WORK REQUIRED: Scan the lines below for the word "chevron". Copy each line you find it in.

EXERCISE INPUT:
>>>
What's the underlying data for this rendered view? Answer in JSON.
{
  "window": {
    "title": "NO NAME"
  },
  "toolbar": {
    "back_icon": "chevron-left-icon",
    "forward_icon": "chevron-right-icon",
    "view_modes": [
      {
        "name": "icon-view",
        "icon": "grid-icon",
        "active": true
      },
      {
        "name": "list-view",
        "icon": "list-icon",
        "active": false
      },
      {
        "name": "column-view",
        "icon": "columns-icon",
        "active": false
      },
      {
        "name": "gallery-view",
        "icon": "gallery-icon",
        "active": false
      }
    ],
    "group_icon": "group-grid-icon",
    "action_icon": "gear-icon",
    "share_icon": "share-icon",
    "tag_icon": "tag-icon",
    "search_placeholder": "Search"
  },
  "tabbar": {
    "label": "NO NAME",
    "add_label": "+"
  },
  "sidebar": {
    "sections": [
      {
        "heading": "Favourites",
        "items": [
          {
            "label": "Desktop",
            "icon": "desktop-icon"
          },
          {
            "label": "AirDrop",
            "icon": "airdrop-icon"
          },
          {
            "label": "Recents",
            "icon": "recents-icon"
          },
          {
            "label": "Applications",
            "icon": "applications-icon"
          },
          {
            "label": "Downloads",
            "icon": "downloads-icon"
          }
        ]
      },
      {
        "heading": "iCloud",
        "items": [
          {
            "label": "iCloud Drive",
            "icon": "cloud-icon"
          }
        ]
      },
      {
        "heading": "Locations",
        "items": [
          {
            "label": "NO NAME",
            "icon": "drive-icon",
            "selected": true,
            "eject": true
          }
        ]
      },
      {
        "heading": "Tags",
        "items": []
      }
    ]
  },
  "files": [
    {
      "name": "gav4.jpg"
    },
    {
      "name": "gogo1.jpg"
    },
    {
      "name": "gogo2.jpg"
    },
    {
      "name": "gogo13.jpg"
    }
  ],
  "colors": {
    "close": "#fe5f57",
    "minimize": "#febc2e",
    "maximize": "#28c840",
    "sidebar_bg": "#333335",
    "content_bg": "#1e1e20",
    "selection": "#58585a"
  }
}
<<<
ANSWER BELOW:
    "back_icon": "chevron-left-icon",
    "forward_icon": "chevron-right-icon",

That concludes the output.